**** RECORDS SHOWN ****

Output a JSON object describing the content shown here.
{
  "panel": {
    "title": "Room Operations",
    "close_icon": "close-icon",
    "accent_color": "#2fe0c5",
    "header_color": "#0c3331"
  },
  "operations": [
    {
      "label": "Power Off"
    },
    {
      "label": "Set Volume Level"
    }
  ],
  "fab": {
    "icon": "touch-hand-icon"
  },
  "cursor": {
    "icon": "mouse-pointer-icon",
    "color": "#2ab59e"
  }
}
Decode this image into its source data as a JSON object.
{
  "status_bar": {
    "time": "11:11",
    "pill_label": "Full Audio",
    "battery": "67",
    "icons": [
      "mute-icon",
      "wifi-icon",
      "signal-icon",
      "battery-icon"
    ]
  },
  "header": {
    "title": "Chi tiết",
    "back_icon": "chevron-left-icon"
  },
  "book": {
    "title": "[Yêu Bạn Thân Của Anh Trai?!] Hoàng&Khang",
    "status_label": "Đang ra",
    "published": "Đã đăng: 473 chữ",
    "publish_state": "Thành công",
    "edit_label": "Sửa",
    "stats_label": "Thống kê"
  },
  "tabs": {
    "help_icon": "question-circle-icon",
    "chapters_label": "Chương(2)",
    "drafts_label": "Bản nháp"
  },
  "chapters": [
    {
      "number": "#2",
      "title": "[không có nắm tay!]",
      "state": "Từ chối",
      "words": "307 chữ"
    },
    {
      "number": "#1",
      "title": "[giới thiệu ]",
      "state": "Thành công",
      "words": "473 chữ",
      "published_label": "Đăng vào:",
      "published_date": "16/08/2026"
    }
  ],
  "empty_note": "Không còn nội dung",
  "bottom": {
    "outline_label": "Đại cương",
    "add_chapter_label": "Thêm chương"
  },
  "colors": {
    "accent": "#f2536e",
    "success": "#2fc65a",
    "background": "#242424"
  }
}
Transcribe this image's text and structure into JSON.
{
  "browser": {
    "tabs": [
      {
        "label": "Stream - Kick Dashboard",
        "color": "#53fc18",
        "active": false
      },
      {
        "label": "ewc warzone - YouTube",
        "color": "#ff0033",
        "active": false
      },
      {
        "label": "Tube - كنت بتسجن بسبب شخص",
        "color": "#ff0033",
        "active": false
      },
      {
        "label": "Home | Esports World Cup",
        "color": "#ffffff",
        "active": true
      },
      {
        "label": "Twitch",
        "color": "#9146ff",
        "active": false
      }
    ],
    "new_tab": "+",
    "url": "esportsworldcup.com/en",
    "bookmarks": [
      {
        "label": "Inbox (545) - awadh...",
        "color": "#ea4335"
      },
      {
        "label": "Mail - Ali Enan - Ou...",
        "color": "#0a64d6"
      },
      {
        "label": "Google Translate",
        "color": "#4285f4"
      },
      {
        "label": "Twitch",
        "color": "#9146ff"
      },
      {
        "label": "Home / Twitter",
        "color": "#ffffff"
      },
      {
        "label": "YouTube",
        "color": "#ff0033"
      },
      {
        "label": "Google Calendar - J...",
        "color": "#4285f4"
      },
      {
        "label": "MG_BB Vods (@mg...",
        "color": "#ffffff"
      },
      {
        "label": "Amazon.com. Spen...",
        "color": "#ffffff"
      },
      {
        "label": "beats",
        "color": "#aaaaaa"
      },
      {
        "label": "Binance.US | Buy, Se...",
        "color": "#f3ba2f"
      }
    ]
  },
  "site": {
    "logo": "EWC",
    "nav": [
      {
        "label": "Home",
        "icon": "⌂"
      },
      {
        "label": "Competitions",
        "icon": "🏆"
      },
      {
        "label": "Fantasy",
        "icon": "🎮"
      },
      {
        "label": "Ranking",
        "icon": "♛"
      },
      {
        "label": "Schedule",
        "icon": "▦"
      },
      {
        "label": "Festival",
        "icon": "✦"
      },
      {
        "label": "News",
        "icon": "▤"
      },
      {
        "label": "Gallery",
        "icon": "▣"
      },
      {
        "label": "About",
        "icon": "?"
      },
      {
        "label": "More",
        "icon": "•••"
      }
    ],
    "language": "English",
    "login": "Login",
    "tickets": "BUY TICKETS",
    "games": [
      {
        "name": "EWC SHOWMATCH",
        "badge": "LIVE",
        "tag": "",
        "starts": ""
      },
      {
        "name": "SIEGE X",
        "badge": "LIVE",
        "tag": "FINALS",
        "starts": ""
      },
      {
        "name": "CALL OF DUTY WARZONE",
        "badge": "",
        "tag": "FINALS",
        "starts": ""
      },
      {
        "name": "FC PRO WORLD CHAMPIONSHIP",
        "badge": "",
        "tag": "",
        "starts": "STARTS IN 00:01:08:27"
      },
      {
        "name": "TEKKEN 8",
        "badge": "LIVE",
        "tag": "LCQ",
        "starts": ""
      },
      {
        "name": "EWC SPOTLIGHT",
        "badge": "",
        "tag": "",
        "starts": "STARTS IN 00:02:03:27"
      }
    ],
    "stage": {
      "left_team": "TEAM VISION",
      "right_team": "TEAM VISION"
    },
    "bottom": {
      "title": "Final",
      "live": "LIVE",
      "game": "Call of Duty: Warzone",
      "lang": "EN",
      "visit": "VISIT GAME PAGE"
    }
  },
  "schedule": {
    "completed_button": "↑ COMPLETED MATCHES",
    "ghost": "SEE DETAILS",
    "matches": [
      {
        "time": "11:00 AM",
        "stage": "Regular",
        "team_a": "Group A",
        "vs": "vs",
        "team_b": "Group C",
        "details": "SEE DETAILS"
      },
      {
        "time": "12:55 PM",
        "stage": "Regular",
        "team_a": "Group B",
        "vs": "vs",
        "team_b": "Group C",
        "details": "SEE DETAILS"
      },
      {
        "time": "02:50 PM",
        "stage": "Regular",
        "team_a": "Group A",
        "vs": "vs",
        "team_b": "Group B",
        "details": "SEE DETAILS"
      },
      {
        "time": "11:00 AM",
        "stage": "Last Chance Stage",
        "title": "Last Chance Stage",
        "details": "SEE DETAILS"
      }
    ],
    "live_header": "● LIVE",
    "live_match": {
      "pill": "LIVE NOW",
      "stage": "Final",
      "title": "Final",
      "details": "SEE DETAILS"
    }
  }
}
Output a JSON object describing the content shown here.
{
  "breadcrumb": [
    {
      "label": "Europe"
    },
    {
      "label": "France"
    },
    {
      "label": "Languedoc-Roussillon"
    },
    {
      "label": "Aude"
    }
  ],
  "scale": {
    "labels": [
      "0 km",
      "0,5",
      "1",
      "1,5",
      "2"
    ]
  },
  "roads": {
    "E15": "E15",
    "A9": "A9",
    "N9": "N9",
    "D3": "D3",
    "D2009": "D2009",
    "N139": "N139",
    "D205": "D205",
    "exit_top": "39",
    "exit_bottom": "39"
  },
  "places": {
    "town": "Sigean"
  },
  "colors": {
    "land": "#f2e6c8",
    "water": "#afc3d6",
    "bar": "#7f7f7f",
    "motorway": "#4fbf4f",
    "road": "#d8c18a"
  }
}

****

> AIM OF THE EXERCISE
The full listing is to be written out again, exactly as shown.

> EXERCISE RESPONSE
Output a JSON object describing the content shown here.
{
  "panel": {
    "title": "Room Operations",
    "close_icon": "close-icon",
    "accent_color": "#2fe0c5",
    "header_color": "#0c3331"
  },
  "operations": [
    {
      "label": "Power Off"
    },
    {
      "label": "Set Volume Level"
    }
  ],
  "fab": {
    "icon": "touch-hand-icon"
  },
  "cursor": {
    "icon": "mouse-pointer-icon",
    "color": "#2ab59e"
  }
}
Decode this image into its source data as a JSON object.
{
  "status_bar": {
    "time": "11:11",
    "pill_label": "Full Audio",
    "battery": "67",
    "icons": [
      "mute-icon",
      "wifi-icon",
      "signal-icon",
      "battery-icon"
    ]
  },
  "header": {
    "title": "Chi tiết",
    "back_icon": "chevron-left-icon"
  },
  "book": {
    "title": "[Yêu Bạn Thân Của Anh Trai?!] Hoàng&Khang",
    "status_label": "Đang ra",
    "published": "Đã đăng: 473 chữ",
    "publish_state": "Thành công",
    "edit_label": "Sửa",
    "stats_label": "Thống kê"
  },
  "tabs": {
    "help_icon": "question-circle-icon",
    "chapters_label": "Chương(2)",
    "drafts_label": "Bản nháp"
  },
  "chapters": [
    {
      "number": "#2",
      "title": "[không có nắm tay!]",
      "state": "Từ chối",
      "words": "307 chữ"
    },
    {
      "number": "#1",
      "title": "[giới thiệu ]",
      "state": "Thành công",
      "words": "473 chữ",
      "published_label": "Đăng vào:",
      "published_date": "16/08/2026"
    }
  ],
  "empty_note": "Không còn nội dung",
  "bottom": {
    "outline_label": "Đại cương",
    "add_chapter_label": "Thêm chương"
  },
  "colors": {
    "accent": "#f2536e",
    "success": "#2fc65a",
    "background": "#242424"
  }
}
Transcribe this image's text and structure into JSON.
{
  "browser": {
    "tabs": [
      {
        "label": "Stream - Kick Dashboard",
        "color": "#53fc18",
        "active": false
      },
      {
        "label": "ewc warzone - YouTube",
        "color": "#ff0033",
        "active": false
      },
      {
        "label": "Tube - كنت بتسجن بسبب شخص",
        "color": "#ff0033",
        "active": false
      },
      {
        "label": "Home | Esports World Cup",
        "color": "#ffffff",
        "active": true
      },
      {
        "label": "Twitch",
        "color": "#9146ff",
        "active": false
      }
    ],
    "new_tab": "+",
    "url": "esportsworldcup.com/en",
    "bookmarks": [
      {
        "label": "Inbox (545) - awadh...",
        "color": "#ea4335"
      },
      {
        "label": "Mail - Ali Enan - Ou...",
        "color": "#0a64d6"
      },
      {
        "label": "Google Translate",
        "color": "#4285f4"
      },
      {
        "label": "Twitch",
        "color": "#9146ff"
      },
      {
        "label": "Home / Twitter",
        "color": "#ffffff"
      },
      {
        "label": "YouTube",
        "color": "#ff0033"
      },
      {
        "label": "Google Calendar - J...",
        "color": "#4285f4"
      },
      {
        "label": "MG_BB Vods (@mg...",
        "color": "#ffffff"
      },
      {
        "label": "Amazon.com. Spen...",
        "color": "#ffffff"
      },
      {
        "label": "beats",
        "color": "#aaaaaa"
      },
      {
        "label": "Binance.US | Buy, Se...",
        "color": "#f3ba2f"
      }
    ]
  },
  "site": {
    "logo": "EWC",
    "nav": [
      {
        "label": "Home",
        "icon": "⌂"
      },
      {
        "label": "Competitions",
        "icon": "🏆"
      },
      {
        "label": "Fantasy",
        "icon": "🎮"
      },
      {
        "label": "Ranking",
        "icon": "♛"
      },
      {
        "label": "Schedule",
        "icon": "▦"
      },
      {
        "label": "Festival",
        "icon": "✦"
      },
      {
        "label": "News",
        "icon": "▤"
      },
      {
        "label": "Gallery",
        "icon": "▣"
      },
      {
        "label": "About",
        "icon": "?"
      },
      {
        "label": "More",
        "icon": "•••"
      }
    ],
    "language": "English",
    "login": "Login",
    "tickets": "BUY TICKETS",
    "games": [
      {
        "name": "EWC SHOWMATCH",
        "badge": "LIVE",
        "tag": "",
        "starts": ""
      },
      {
        "name": "SIEGE X",
        "badge": "LIVE",
        "tag": "FINALS",
        "starts": ""
      },
      {
        "name": "CALL OF DUTY WARZONE",
        "badge": "",
        "tag": "FINALS",
        "starts": ""
      },
      {
        "name": "FC PRO WORLD CHAMPIONSHIP",
        "badge": "",
        "tag": "",
        "starts": "STARTS IN 00:01:08:27"
      },
      {
        "name": "TEKKEN 8",
        "badge": "LIVE",
        "tag": "LCQ",
        "starts": ""
      },
      {
        "name": "EWC SPOTLIGHT",
        "badge": "",
        "tag": "",
        "starts": "STARTS IN 00:02:03:27"
      }
    ],
    "stage": {
      "left_team": "TEAM VISION",
      "right_team": "TEAM VISION"
    },
    "bottom": {
      "title": "Final",
      "live": "LIVE",
      "game": "Call of Duty: Warzone",
      "lang": "EN",
      "visit": "VISIT GAME PAGE"
    }
  },
  "schedule": {
    "completed_button": "↑ COMPLETED MATCHES",
    "ghost": "SEE DETAILS",
    "matches": [
      {
        "time": "11:00 AM",
        "stage": "Regular",
        "team_a": "Group A",
        "vs": "vs",
        "team_b": "Group C",
        "details": "SEE DETAILS"
      },
      {
        "time": "12:55 PM",
        "stage": "Regular",
        "team_a": "Group B",
        "vs": "vs",
        "team_b": "Group C",
        "details": "SEE DETAILS"
      },
      {
        "time": "02:50 PM",
        "stage": "Regular",
        "team_a": "Group A",
        "vs": "vs",
        "team_b": "Group B",
        "details": "SEE DETAILS"
      },
      {
        "time": "11:00 AM",
        "stage": "Last Chance Stage",
        "title": "Last Chance Stage",
        "details": "SEE DETAILS"
      }
    ],
    "live_header": "● LIVE",
    "live_match": {
      "pill": "LIVE NOW",
      "stage": "Final",
      "title": "Final",
      "details": "SEE DETAILS"
    }
  }
}
Output a JSON object describing the content shown here.
{
  "breadcrumb": [
    {
      "label": "Europe"
    },
    {
      "label": "France"
    },
    {
      "label": "Languedoc-Roussillon"
    },
    {
      "label": "Aude"
    }
  ],
  "scale": {
    "labels": [
      "0 km",
      "0,5",
      "1",
      "1,5",
      "2"
    ]
  },
  "roads": {
    "E15": "E15",
    "A9": "A9",
    "N9": "N9",
    "D3": "D3",
    "D2009": "D2009",
    "N139": "N139",
    "D205": "D205",
    "exit_top": "39",
    "exit_bottom": "39"
  },
  "places": {
    "town": "Sigean"
  },
  "colors": {
    "land": "#f2e6c8",
    "water": "#afc3d6",
    "bar": "#7f7f7f",
    "motorway": "#4fbf4f",
    "road": "#d8c18a"
  }
}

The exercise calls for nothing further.